Communication & Co-Parenting

Providing Personal, Professional Legal Services

Unless you and your ex-partner have an amicable separation, co-parenting can be a highly frustrating and emotional task. Your children are already going through a tough time due to their parents’ breakup, so it’s vital to the wellness of each member of your family that you and your ex find ways to co-parent in a civil and healthy manner.

communication and co-parenting

Communication is vital to any relationship, so it shouldn’t come as a surprise that healthy communication is also the basis for successful co-parenting. Here are some considerations for communicating with your ex-partner and moving towards a healthy co-parenting relationship.

The Golden Rule

Even if the court has ordered limited communication, you will still need to exchange information regarding your children with your ex-partner from time to time. Whenever dialogue occurs, treat your ex as you want them to treat you: with respect, consideration, and understanding. Do not withhold information about your children if you wouldn’t want it withheld from you. Be cooperative and courteous and keep the focus on the well-being of your kids as much as possible.

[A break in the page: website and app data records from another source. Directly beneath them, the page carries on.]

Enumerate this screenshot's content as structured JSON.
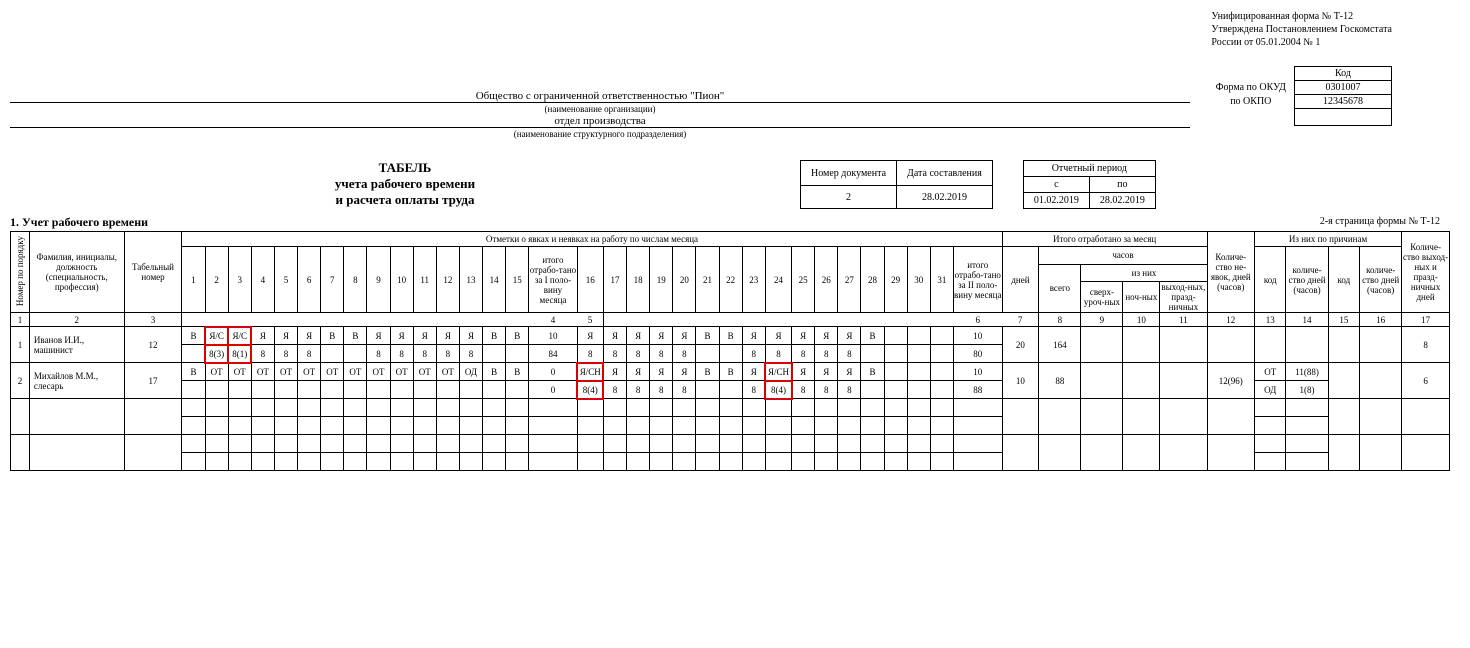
{
  "approval": {
    "l1": "Унифицированная форма № Т-12",
    "l2": "Утверждена Постановлением Госкомстата",
    "l3": "России от 05.01.2004 № 1"
  },
  "codes": {
    "header": "Код",
    "okud_label": "Форма по ОКУД",
    "okud": "0301007",
    "okpo_label": "по ОКПО",
    "okpo": "12345678"
  },
  "org": {
    "name": "Общество с ограниченной ответственностью \"Пион\"",
    "name_sub": "(наименование организации)",
    "dept": "отдел производства",
    "dept_sub": "(наименование структурного подразделения)"
  },
  "title": {
    "l1": "ТАБЕЛЬ",
    "l2": "учета рабочего времени",
    "l3": "и расчета оплаты  труда"
  },
  "doc": {
    "num_label": "Номер документа",
    "date_label": "Дата составления",
    "num": "2",
    "date": "28.02.2019"
  },
  "period": {
    "header": "Отчетный период",
    "from_label": "с",
    "to_label": "по",
    "from": "01.02.2019",
    "to": "28.02.2019"
  },
  "section": "1. Учет рабочего времени",
  "page2": "2-я страница формы № Т-12",
  "head": {
    "num": "Номер по порядку",
    "fio": "Фамилия, инициалы, должность (специальность, профессия)",
    "tab": "Табельный номер",
    "marks": "Отметки о явках и неявках на работу по числам месяца",
    "half1": "итого отрабо-тано за I поло-вину месяца",
    "half2": "итого отрабо-тано за II поло-вину месяца",
    "total": "Итого отработано за месяц",
    "days": "дней",
    "hours": "часов",
    "vsego": "всего",
    "iznih": "из них",
    "over": "сверх-уроч-ных",
    "night": "ноч-ных",
    "weekend": "выход-ных, празд-ничных",
    "absent": "Количе-ство не-явок, дней (часов)",
    "reasons": "Из них по причинам",
    "code": "код",
    "cnt": "количе-ство дней (часов)",
    "holi": "Количе-ство выход-ных и празд-ничных дней",
    "d1": "1",
    "d2": "2",
    "d3": "3",
    "d4": "4",
    "d5": "5",
    "d6": "6",
    "d7": "7",
    "d8": "8",
    "d9": "9",
    "d10": "10",
    "d11": "11",
    "d12": "12",
    "d13": "13",
    "d14": "14",
    "d15": "15",
    "d16": "16",
    "d17": "17",
    "d18": "18",
    "d19": "19",
    "d20": "20",
    "d21": "21",
    "d22": "22",
    "d23": "23",
    "d24": "24",
    "d25": "25",
    "d26": "26",
    "d27": "27",
    "d28": "28",
    "d29": "29",
    "d30": "30",
    "d31": "31"
  },
  "colnums": {
    "c1": "1",
    "c2": "2",
    "c3": "3",
    "c4": "4",
    "c5": "5",
    "c6": "6",
    "c7": "7",
    "c8": "8",
    "c9": "9",
    "c10": "10",
    "c11": "11",
    "c12": "12",
    "c13": "13",
    "c14": "14",
    "c15": "15",
    "c16": "16",
    "c17": "17"
  },
  "r1": {
    "num": "1",
    "fio": "Иванов И.И., машинист",
    "tab": "12",
    "c": {
      "1": "В",
      "2": "Я/С",
      "3": "Я/С",
      "4": "Я",
      "5": "Я",
      "6": "Я",
      "7": "В",
      "8": "В",
      "9": "Я",
      "10": "Я",
      "11": "Я",
      "12": "Я",
      "13": "Я",
      "14": "В",
      "15": "В"
    },
    "h1": "10",
    "c2": {
      "16": "Я",
      "17": "Я",
      "18": "Я",
      "19": "Я",
      "20": "Я",
      "21": "В",
      "22": "В",
      "23": "Я",
      "24": "Я",
      "25": "Я",
      "26": "Я",
      "27": "Я",
      "28": "В",
      "29": "",
      "30": "",
      "31": ""
    },
    "h2": "10",
    "days": "20",
    "hours": "164",
    "holi": "8",
    "b": {
      "1": "",
      "2": "8(3)",
      "3": "8(1)",
      "4": "8",
      "5": "8",
      "6": "8",
      "7": "",
      "8": "",
      "9": "8",
      "10": "8",
      "11": "8",
      "12": "8",
      "13": "8",
      "14": "",
      "15": ""
    },
    "bh1": "84",
    "b2": {
      "16": "8",
      "17": "8",
      "18": "8",
      "19": "8",
      "20": "8",
      "21": "",
      "22": "",
      "23": "8",
      "24": "8",
      "25": "8",
      "26": "8",
      "27": "8",
      "28": "",
      "29": "",
      "30": "",
      "31": ""
    },
    "bh2": "80"
  },
  "r2": {
    "num": "2",
    "fio": "Михайлов М.М., слесарь",
    "tab": "17",
    "c": {
      "1": "В",
      "2": "ОТ",
      "3": "ОТ",
      "4": "ОТ",
      "5": "ОТ",
      "6": "ОТ",
      "7": "ОТ",
      "8": "ОТ",
      "9": "ОТ",
      "10": "ОТ",
      "11": "ОТ",
      "12": "ОТ",
      "13": "ОД",
      "14": "В",
      "15": "В"
    },
    "h1": "0",
    "c2": {
      "16": "Я/СН",
      "17": "Я",
      "18": "Я",
      "19": "Я",
      "20": "Я",
      "21": "В",
      "22": "В",
      "23": "Я",
      "24": "Я/СН",
      "25": "Я",
      "26": "Я",
      "27": "Я",
      "28": "В",
      "29": "",
      "30": "",
      "31": ""
    },
    "h2": "10",
    "days": "10",
    "hours": "88",
    "absent": "12(96)",
    "reason_code": "ОТ",
    "reason_cnt": "11(88)",
    "reason_code2": "ОД",
    "reason_cnt2": "1(8)",
    "holi": "6",
    "b": {
      "1": "",
      "2": "",
      "3": "",
      "4": "",
      "5": "",
      "6": "",
      "7": "",
      "8": "",
      "9": "",
      "10": "",
      "11": "",
      "12": "",
      "13": "",
      "14": "",
      "15": ""
    },
    "bh1": "0",
    "b2": {
      "16": "8(4)",
      "17": "8",
      "18": "8",
      "19": "8",
      "20": "8",
      "21": "",
      "22": "",
      "23": "8",
      "24": "8(4)",
      "25": "8",
      "26": "8",
      "27": "8",
      "28": "",
      "29": "",
      "30": "",
      "31": ""
    },
    "bh2": "88"
  }
}
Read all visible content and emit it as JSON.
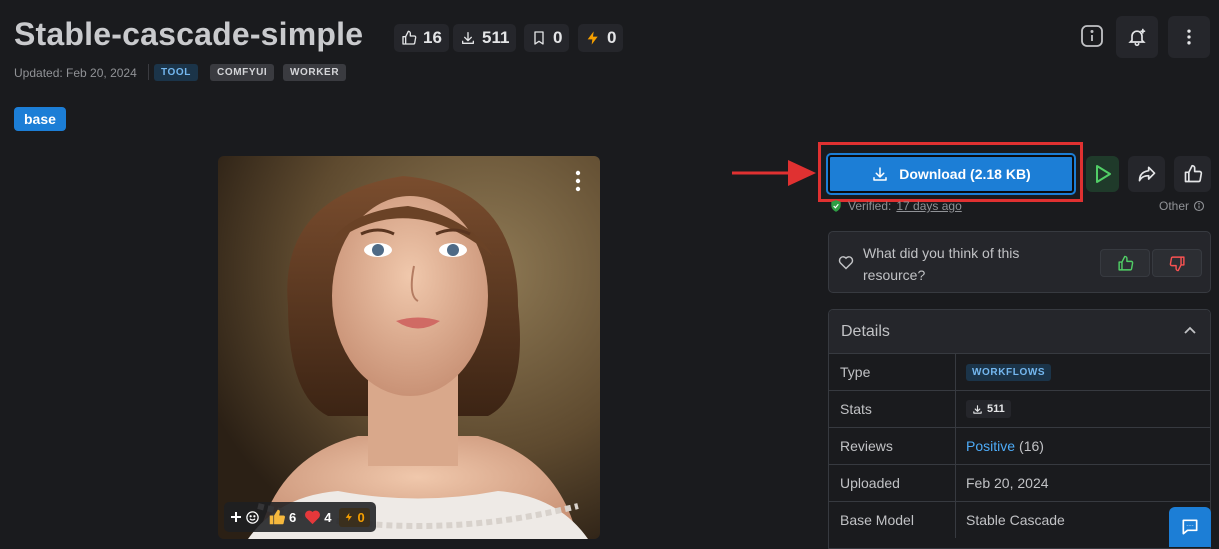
{
  "header": {
    "title": "Stable-cascade-simple",
    "stats": {
      "likes": "16",
      "downloads": "511",
      "bookmarks": "0",
      "buzz": "0"
    },
    "updated": "Updated: Feb 20, 2024",
    "tags": [
      "TOOL",
      "COMFYUI",
      "WORKER"
    ],
    "icons": [
      "info-icon",
      "bell-plus-icon",
      "more-vertical-icon"
    ]
  },
  "base_badge": "base",
  "preview": {
    "reactions": {
      "thumbs": "6",
      "heart": "4",
      "buzz": "0"
    }
  },
  "actions": {
    "download_label": "Download (2.18 KB)",
    "verified_prefix": "Verified:",
    "verified_time": "17 days ago",
    "other_label": "Other"
  },
  "feedback": {
    "question": "What did you think of this resource?"
  },
  "details": {
    "heading": "Details",
    "rows": {
      "type": {
        "key": "Type",
        "value": "WORKFLOWS"
      },
      "stats": {
        "key": "Stats",
        "value": "511"
      },
      "reviews": {
        "key": "Reviews",
        "positive": "Positive",
        "count": "(16)"
      },
      "uploaded": {
        "key": "Uploaded",
        "value": "Feb 20, 2024"
      },
      "base_model": {
        "key": "Base Model",
        "value": "Stable Cascade"
      }
    }
  },
  "colors": {
    "accent": "#1c7ed6",
    "annotation": "#e03131",
    "bg": "#1a1b1e"
  }
}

Communication Tools

Phone Calls – One of the quickest and easiest ways to establish communication with someone is via telephone. However, you are not awarded the opportunity to un-speak any unhealthy words you might use out of anger or frustration, so it’s important to consider your intended tone and dialogue before initiating a phone call.

Email – Electronic communications like e-mails are beneficial to use while co-parenting with your ex-partner for a few reasons:

  • It documents what is said by each party.
  • It provides a record of communication that can be revisited and referenced.
  • It offers you time to consider your words and tone before your message is sent, which lowers the chances of communicating in an unhealthy way.

Text Messages – Texting offers a quick way to exchange brief information. Like email, text message communications are composed and sent electronically, meaning there is a record of your exchanges with your ex that can be used for reference in the future. It also gives you the opportunity to think about what you say before you hit ‘send.’ However, our fingers can get carried away if a heated argument ensues, so it’s best to handle disagreements via email, or after both parents have reached a calmer mental state.

Keep Each Other Updated

A common argument-starter for divorced or separated parents is the withholding of important information. Upon returning your child to your ex-partner’s care, or their returning of your child to your care, you should both update one another with any recent changes in or occurrences of:

  • Developmental milestones
  • Feeding and meal routines
  • Sleep and nap schedules
  • Potty training
  • Doctor visits
  • Illness
  • Injury
  • Social activities
  • Relationships with friends
  • School and assignments
  • Sports or activities
  • Disciplinary issues
  • Educational progress
  • Behavioral issues

When both of you are open and honest with one another about all aspects of your children’s lives, there is a decreased chance of miscommunication, arguments, and spiteful feelings – all of which serve to prevent a healthy co-parenting relationship. The focus should always be on raising healthy, well-adjusted kids, and a healthy co-parenting relationship will help you achieve this goal.

Your Reliable Family Lawyer in Maryland

If you’re having issues with co-parenting, or need legal assistance with your divorce, separation, or custody issues, there is always help close by.  Alan Billian is a Maryland divorce and family lawyer with over 28 years of experience in helping couples and families navigate these difficult processes and come out strong. Contact us to schedule your free legal consultation today.

Fill out the form below to schedule a consultation.

We are pleased to communicate with you concerning legal matters. However, if you communicate with us through this website regarding a matter for which our firm DOES NOT ALREADY REPRESENT YOU, your communication may NOT be treated as privileged or confidential, and shall NOT be deemed to create an attorney/client relationship. Furthermore, you should NOT provide confidential information to anyone at our law firm in an e-mail inquiry or otherwise unless we have FIRST entered into a representation agreement.

By continuing to fill out the form below you are deemed to have agreed to these terms and conditions.


"*" indicates required fields

This field is for validation purposes and should be left unchanged.